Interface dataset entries
BEGIN

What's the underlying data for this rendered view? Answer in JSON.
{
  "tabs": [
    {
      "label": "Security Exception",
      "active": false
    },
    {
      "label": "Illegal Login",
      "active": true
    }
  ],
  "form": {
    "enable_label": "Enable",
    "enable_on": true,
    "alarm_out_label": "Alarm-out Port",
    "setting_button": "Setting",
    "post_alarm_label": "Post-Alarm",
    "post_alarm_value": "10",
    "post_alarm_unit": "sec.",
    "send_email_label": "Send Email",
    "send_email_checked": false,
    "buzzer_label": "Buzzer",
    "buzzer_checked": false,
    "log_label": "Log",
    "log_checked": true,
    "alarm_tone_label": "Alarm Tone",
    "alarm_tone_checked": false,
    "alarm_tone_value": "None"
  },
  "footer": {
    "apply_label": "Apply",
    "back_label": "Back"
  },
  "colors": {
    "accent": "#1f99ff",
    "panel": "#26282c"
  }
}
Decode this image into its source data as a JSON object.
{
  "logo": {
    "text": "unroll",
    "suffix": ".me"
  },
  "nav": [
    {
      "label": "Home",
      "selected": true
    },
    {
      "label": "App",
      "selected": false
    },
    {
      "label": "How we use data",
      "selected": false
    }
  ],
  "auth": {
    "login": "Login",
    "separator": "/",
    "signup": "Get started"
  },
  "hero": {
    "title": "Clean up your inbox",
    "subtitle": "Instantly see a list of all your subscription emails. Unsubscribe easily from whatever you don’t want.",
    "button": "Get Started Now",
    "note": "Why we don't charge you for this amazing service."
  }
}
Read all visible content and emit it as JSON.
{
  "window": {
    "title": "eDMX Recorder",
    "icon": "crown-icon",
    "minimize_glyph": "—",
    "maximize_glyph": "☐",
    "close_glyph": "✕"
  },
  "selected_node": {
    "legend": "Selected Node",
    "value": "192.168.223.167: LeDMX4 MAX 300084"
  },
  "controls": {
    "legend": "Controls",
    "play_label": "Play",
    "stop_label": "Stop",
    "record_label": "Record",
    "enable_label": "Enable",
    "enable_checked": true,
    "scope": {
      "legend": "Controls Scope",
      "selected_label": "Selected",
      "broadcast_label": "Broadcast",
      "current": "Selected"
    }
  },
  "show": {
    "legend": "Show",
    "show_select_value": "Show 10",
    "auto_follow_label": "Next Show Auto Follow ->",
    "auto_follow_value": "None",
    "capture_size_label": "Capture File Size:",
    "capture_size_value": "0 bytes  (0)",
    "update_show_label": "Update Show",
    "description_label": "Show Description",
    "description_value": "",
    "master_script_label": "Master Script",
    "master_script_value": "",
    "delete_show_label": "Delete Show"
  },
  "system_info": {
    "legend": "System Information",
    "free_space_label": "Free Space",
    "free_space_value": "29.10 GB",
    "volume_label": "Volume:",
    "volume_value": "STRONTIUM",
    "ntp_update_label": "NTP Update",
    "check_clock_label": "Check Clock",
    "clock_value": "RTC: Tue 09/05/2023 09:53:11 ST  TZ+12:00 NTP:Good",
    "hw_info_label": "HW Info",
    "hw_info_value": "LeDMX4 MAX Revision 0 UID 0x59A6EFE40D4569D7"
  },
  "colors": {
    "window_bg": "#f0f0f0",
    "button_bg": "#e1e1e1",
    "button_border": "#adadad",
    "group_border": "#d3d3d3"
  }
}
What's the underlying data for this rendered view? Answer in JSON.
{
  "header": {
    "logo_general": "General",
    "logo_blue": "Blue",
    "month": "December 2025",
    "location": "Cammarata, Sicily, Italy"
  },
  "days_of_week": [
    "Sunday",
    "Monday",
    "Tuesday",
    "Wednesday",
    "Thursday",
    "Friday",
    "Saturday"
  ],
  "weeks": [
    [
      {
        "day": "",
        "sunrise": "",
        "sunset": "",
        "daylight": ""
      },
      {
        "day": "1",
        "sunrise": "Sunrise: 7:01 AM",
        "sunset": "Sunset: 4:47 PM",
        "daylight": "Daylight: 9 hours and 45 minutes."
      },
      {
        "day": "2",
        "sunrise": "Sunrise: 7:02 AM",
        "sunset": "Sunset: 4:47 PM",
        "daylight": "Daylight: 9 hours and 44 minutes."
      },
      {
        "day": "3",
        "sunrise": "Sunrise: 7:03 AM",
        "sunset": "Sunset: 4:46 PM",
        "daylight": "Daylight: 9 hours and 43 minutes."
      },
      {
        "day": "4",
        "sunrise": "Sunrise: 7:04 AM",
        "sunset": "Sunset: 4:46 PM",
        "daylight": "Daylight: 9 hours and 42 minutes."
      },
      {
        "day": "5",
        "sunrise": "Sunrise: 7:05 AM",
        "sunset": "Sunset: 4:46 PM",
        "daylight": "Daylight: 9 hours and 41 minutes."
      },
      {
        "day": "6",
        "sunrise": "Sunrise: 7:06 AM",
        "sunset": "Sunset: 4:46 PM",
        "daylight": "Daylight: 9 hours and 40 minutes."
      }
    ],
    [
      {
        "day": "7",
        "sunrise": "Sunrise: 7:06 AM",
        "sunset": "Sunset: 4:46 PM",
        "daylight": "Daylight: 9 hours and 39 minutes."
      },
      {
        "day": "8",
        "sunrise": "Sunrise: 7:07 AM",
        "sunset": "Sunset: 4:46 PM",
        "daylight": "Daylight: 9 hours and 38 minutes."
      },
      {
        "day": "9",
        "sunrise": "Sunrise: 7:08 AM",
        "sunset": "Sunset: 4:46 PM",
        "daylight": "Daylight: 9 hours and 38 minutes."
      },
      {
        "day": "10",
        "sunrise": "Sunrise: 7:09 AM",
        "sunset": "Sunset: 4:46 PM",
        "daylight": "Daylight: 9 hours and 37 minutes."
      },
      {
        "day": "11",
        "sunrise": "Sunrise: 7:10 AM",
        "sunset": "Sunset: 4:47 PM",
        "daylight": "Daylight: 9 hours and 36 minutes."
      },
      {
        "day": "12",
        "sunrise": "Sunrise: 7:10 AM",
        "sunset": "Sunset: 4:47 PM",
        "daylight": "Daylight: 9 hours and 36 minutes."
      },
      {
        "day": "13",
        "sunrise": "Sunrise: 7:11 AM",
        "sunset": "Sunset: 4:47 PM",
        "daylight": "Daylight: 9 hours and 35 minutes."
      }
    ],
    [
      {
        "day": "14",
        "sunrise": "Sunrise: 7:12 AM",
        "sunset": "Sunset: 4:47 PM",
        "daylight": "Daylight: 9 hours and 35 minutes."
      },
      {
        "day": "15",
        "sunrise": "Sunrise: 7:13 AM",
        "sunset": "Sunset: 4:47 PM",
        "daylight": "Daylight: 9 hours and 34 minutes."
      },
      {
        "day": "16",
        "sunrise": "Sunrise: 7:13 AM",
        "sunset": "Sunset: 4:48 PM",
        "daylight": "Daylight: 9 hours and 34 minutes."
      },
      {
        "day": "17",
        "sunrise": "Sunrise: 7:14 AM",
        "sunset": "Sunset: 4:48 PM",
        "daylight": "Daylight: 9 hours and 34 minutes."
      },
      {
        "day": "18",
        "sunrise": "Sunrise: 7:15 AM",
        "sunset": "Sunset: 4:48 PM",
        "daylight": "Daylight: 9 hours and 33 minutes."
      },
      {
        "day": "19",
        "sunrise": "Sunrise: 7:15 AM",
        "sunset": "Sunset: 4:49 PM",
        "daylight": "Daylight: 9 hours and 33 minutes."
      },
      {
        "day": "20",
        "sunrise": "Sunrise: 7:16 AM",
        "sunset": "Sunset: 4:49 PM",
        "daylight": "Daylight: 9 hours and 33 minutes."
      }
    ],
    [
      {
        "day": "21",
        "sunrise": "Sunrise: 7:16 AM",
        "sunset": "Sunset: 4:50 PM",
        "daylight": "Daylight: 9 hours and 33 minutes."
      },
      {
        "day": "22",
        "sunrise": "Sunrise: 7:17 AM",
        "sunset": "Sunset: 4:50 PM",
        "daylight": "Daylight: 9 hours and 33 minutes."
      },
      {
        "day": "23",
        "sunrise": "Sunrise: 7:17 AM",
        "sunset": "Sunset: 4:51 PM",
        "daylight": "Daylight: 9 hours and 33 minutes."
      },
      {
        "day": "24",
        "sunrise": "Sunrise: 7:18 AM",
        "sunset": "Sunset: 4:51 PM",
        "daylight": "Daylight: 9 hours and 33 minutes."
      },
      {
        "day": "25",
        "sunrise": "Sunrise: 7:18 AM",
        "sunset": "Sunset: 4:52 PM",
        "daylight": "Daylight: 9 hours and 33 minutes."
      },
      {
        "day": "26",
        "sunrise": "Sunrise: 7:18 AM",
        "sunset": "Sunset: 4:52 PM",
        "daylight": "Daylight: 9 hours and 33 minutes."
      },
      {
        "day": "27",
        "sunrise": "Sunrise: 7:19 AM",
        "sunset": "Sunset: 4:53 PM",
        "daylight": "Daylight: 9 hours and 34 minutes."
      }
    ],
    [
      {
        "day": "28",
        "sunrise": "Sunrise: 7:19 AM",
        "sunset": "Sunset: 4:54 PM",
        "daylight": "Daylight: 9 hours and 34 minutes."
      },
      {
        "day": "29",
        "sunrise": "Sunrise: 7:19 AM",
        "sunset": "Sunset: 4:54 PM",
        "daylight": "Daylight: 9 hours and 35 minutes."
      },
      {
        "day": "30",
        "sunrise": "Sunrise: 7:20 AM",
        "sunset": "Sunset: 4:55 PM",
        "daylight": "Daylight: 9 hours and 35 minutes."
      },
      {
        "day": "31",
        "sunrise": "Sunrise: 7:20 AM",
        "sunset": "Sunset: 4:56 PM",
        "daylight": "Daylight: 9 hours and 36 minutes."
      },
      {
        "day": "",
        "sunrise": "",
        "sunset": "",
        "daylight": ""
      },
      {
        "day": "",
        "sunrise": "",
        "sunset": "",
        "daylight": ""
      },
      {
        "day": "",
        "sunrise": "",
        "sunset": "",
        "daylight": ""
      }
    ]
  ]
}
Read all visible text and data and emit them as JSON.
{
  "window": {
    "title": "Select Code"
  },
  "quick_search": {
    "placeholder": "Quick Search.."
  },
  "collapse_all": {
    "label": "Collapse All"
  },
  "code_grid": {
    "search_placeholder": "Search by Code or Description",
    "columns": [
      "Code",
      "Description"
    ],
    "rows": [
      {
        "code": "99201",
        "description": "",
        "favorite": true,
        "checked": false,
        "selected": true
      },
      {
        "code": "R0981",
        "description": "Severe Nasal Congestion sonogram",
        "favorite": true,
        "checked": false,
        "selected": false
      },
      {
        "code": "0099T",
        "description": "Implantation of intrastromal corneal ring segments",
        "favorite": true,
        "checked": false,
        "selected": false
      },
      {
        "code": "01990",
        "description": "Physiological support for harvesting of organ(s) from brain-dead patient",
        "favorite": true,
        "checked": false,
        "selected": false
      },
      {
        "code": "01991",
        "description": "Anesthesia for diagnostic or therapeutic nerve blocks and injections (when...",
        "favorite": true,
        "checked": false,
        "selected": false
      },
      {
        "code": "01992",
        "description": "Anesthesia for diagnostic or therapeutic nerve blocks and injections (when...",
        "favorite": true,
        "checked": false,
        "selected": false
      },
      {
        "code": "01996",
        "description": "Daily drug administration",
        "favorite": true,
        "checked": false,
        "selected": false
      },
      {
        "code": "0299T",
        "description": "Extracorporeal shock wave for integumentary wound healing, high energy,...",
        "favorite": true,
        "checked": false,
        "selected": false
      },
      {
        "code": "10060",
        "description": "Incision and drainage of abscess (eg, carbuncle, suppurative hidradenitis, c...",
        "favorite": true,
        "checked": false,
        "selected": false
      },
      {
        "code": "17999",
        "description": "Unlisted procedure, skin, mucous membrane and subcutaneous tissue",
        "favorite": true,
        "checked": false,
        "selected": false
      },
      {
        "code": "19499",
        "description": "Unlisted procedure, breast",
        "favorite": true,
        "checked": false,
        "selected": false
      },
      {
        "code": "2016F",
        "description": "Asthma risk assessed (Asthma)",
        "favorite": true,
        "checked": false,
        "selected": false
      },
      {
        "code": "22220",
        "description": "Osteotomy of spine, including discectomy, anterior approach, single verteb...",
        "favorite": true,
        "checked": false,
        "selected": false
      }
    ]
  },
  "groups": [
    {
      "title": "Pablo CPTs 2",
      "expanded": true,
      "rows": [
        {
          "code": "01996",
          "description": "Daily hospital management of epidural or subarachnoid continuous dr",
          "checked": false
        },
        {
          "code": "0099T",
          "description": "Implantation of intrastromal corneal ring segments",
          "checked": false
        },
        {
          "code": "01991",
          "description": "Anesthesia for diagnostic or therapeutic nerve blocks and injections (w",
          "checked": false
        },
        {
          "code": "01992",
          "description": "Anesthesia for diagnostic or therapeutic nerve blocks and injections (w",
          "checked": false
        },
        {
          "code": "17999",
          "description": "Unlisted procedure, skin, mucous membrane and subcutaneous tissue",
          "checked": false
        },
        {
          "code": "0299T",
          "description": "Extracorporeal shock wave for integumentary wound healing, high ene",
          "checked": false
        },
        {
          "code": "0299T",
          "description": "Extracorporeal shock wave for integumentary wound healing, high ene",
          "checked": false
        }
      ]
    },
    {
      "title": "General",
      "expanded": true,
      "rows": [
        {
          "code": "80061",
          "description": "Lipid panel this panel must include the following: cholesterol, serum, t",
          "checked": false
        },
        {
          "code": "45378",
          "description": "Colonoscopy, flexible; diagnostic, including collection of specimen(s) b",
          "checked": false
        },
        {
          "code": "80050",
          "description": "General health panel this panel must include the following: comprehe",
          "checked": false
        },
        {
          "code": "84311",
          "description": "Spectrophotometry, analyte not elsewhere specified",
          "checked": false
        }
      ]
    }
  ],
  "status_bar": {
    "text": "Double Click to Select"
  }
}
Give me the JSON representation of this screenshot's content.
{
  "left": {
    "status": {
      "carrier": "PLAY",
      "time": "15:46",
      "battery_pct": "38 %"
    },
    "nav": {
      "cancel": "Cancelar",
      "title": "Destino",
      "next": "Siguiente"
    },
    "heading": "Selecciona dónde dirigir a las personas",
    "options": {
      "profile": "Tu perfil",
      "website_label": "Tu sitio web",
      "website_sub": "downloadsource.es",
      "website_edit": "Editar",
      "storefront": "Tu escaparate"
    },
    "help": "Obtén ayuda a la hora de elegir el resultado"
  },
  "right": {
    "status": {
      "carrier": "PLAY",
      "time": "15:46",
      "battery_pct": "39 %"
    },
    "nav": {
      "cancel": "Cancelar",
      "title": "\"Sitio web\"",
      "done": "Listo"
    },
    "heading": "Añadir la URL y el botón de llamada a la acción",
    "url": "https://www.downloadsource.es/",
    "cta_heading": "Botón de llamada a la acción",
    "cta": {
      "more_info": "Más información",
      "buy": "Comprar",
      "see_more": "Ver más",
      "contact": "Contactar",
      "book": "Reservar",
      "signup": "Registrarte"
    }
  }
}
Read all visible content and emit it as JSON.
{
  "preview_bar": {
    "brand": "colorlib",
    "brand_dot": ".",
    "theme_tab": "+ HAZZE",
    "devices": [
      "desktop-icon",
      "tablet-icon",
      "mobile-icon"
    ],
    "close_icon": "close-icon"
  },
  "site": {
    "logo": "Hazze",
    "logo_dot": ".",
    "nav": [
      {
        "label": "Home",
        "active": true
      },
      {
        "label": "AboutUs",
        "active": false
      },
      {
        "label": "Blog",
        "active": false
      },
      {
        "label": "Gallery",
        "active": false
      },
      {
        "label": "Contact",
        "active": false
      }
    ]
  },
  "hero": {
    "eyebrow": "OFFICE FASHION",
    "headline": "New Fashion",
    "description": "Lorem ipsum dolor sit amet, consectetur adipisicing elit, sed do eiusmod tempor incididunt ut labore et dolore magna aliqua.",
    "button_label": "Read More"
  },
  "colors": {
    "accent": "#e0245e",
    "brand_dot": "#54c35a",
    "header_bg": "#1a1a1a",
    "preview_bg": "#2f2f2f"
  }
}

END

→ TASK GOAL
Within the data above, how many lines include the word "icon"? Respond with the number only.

→ RESPONSE FOR THIS EXERCISE
5